$\int_0^{\frac{\pi}{2}}sin^{2n+1}xdx=\frac{(2)(4)(6 )...(2n)}{(3)(5)(7)...(2n+1)}$
----------------------------------------------------

This seems rather difficult, and I'm not entirely sure where to begin. I'm an amateur, so I don't have much experience with proofs like this. I'll write the equation like this:

(1) $\int_0^{\frac{\pi}{2}}sin^{2n+1}xdx=\prod_{i=1}^n\ frac{2i}{2i+1}$

Using the following reduction formula:

(2) $\int_0^{\frac{\pi}{2}}sin^n(x)dx=\frac{n-1}{n}\int_0^{\frac{\pi}{2}}sin^{n-2}xdx$

I can write the hypothesis for $n=k$

$\int_0^{\frac{\pi}{2}}sin^{2k+1}(x)dx=\frac{(2k+1)-1}{2k+1}\int_0^{\frac{\pi}{2}}sin^{(2k+1)-2}(x)dx$

So now I have:

$\frac{2k}{2k+1}\int_0^{\frac{\pi}{2}}sin^{2k-1}(x)dx=\prod_{i=1}^k\frac{2i}{2i+1}$

Factoring the left side:

$\prod_{i=1}^k\frac{2i}{2i+1}=\frac{2k}{2k+1}\prod_ {i=2}^k\frac{2(i-1)}{2i-1}$

(3) $\int_0^{\frac{\pi}{2}}sin^{2k-1}(x)dx=\prod_{i=2}^k\frac{2(i-1)}{2i-1}$

All I've managed to do is write the inductive hypothesis. It's really frustrating that I can't proceed. I can't figure out how to connect one side to the other. Wring the next term for n=k+1 doesn't seem to get me anywhere. Can anyone offer some insight? (Headbang)

It seems to me like you have all the pieces. Just assemby them.

Assume true for $n = k$ so

$\int_0^{\frac{\pi}{2}}sin^{2k+1}x\,dx=\prod_{i=1}^ k\frac{2i}{2i+1}$

and prove true for $n = k+1$, i.e.

$\int_0^{\frac{\pi}{2}}sin^{2k+3}x\,dx=\prod_{i=1}^ {k+1}\frac{2i}{2i+1}$.

$\int_0^{\frac{\pi}{2}}sin^{2k+3} x\,dx = \frac{2k+2}{2k+3}\int_0^{\frac{\pi}{2}}sin^{2k+1} x\,dx$ (from your reduction formula)

$= \frac{2k+2}{2k+3} \prod_{i=1}^k\frac{2i}{2i+1}$

$= \prod_{i=1}^{k+1}\frac{2i}{2i+1}$

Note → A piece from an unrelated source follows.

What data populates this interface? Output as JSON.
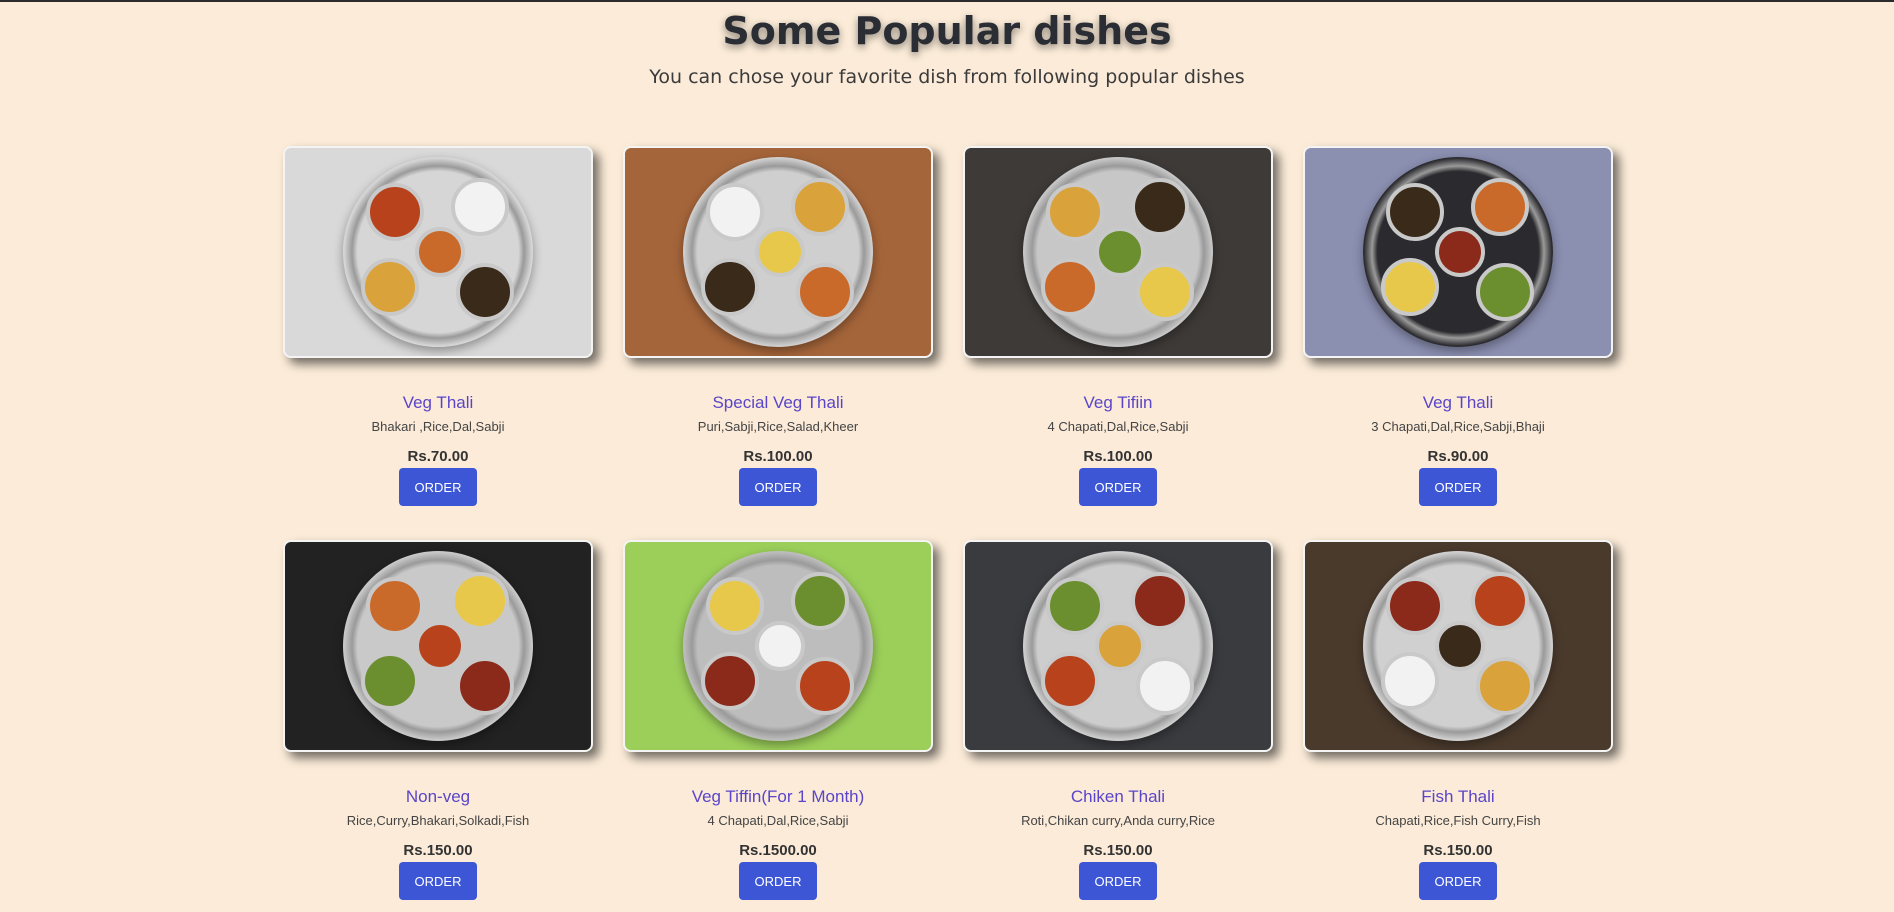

as required.
• Dec 7th 2009, 01:43 PM
Quote:

Originally Posted by Danny
It seems to me like you have all the pieces. Just assemby them.

Assume true for $n = k$ so

$\int_0^{\frac{\pi}{2}}sin^{2k+1}x\,dx=\prod_{i=1}^ k\frac{2i}{2i+1}$

and prove true for $n = k+1$, i.e.

$\int_0^{\frac{\pi}{2}}sin^{2k+3}x\,dx=\prod_{i=1}^ {k+1}\frac{2i}{2i+1}$.

$\int_0^{\frac{\pi}{2}}sin^{2k+3} x\,dx = \frac{2k+2}{2k+3}\int_0^{\frac{\pi}{2}}sin^{2k+1} x\,dx$ (from your reduction formula)
$= \frac{2k+2}{2k+3} \prod_{i=1}^k\frac{2i}{2i+1}$
$= \prod_{i=1}^{k+1}\frac{2i}{2i+1}$